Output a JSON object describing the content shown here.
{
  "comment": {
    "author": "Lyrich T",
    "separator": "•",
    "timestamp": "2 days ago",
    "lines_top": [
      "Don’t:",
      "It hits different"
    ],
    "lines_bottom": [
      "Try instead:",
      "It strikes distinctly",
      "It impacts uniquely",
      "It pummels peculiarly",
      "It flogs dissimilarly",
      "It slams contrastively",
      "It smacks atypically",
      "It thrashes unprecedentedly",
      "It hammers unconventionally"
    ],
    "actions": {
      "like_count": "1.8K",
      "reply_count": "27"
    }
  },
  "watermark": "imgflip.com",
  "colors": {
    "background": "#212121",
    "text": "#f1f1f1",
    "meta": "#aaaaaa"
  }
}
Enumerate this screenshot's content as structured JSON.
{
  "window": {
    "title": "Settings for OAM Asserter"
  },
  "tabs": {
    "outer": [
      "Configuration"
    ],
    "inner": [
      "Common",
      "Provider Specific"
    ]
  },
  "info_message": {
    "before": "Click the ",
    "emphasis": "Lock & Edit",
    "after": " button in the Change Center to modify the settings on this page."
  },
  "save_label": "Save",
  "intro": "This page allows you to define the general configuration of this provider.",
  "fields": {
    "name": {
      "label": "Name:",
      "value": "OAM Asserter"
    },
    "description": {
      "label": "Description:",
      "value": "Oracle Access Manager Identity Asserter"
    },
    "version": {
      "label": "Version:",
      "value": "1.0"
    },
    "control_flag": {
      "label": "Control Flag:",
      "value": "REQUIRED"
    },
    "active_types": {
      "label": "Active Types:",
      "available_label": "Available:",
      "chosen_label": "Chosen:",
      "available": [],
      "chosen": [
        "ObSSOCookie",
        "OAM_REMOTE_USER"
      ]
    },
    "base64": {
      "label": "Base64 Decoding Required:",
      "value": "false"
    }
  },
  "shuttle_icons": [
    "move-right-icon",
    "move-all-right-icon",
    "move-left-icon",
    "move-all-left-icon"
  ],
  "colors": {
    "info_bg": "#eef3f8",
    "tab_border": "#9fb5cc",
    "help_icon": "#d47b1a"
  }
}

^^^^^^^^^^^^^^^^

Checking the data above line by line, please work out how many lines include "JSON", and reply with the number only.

◆ EXERCISE ANSWER
2